Task item:
For each line below that contains the word "number", return that line.

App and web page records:
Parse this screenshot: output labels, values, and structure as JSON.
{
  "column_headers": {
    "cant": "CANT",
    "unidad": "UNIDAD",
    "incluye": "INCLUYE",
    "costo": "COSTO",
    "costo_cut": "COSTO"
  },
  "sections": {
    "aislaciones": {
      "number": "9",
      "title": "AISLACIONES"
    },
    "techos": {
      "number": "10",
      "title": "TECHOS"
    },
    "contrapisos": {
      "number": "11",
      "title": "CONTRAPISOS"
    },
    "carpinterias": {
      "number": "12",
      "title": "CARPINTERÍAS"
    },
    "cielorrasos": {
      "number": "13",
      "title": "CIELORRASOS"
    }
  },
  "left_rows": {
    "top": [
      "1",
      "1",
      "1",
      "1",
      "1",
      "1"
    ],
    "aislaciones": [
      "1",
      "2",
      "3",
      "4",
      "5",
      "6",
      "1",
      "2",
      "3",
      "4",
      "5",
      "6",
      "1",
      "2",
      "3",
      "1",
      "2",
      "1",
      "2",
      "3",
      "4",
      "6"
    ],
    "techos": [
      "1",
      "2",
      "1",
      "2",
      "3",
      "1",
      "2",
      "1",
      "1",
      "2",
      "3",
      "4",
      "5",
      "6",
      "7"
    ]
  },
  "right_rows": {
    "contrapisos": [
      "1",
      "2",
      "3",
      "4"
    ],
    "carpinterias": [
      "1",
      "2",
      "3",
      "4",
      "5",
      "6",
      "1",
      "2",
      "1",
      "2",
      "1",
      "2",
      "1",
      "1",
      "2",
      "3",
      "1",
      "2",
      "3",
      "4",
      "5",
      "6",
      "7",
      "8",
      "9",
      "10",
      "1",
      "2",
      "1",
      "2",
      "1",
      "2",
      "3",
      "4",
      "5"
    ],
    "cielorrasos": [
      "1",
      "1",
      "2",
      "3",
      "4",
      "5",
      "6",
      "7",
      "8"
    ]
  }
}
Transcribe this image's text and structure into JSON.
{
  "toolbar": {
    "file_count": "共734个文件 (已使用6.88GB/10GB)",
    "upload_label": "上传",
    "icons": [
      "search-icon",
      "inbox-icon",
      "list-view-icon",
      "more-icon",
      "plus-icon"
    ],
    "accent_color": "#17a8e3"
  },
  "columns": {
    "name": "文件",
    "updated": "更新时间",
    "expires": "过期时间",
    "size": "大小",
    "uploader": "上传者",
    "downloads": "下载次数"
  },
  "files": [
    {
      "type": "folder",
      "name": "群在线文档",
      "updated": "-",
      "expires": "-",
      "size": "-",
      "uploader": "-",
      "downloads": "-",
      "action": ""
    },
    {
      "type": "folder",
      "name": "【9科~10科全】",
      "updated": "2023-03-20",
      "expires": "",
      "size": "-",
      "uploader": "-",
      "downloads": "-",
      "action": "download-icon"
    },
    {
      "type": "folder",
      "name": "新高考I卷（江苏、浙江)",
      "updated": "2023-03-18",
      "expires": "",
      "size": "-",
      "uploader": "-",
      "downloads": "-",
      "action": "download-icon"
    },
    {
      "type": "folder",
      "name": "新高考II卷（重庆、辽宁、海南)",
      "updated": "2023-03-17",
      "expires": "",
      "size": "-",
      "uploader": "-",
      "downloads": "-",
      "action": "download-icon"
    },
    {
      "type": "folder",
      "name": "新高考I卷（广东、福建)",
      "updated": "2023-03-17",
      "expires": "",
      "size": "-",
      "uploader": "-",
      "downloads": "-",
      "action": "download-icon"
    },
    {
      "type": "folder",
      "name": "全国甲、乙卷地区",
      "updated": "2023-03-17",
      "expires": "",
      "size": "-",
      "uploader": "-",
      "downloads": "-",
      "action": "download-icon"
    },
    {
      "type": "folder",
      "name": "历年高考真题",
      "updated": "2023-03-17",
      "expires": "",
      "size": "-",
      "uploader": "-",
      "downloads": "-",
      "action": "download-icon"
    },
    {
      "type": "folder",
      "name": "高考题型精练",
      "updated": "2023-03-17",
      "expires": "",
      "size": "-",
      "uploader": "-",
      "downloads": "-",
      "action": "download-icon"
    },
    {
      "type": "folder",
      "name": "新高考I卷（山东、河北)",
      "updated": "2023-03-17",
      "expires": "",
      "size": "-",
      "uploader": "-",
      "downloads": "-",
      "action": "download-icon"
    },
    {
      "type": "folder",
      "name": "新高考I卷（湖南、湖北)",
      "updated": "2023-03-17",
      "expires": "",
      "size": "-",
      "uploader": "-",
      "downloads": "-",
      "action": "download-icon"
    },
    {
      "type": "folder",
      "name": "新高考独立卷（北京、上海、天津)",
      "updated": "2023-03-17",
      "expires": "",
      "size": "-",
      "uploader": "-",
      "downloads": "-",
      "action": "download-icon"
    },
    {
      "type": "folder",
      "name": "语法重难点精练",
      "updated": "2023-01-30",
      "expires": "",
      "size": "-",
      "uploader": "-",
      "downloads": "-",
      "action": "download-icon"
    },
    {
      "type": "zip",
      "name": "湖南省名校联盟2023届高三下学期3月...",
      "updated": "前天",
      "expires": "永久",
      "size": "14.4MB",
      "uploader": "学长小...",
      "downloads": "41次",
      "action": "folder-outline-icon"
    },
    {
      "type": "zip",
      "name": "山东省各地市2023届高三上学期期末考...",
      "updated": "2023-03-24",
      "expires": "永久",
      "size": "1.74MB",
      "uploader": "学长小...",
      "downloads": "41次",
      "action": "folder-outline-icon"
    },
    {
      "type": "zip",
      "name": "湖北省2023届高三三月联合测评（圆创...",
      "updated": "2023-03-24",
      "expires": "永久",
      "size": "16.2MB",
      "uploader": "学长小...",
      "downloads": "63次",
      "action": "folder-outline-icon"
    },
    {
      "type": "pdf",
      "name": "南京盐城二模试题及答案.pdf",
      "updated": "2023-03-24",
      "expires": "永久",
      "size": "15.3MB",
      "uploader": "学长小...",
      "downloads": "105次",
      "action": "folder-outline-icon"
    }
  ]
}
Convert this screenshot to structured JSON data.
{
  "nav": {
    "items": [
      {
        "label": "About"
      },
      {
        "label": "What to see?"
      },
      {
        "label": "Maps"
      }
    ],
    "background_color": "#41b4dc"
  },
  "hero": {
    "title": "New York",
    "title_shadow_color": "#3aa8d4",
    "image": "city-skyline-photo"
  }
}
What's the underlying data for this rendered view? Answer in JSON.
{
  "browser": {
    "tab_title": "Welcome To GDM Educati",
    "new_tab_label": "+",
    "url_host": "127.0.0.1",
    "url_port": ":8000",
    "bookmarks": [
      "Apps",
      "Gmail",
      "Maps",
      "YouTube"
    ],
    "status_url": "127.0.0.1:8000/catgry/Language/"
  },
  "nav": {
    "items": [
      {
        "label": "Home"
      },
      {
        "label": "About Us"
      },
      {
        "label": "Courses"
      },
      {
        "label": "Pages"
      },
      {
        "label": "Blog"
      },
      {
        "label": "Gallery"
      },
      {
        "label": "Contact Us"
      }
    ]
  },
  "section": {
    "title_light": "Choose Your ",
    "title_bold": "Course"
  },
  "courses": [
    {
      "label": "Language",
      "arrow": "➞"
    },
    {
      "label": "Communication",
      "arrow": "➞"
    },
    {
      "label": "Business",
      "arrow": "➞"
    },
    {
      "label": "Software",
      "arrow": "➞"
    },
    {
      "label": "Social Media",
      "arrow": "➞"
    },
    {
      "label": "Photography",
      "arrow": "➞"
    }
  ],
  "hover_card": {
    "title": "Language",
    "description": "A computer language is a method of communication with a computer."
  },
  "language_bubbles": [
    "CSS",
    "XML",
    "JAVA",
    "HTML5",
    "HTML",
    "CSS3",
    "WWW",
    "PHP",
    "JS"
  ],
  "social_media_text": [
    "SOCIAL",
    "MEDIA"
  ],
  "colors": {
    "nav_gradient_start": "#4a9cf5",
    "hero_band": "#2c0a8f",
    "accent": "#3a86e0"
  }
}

Problem solution:
      "number": "9",
      "number": "10",
      "number": "11",
      "number": "12",
      "number": "13",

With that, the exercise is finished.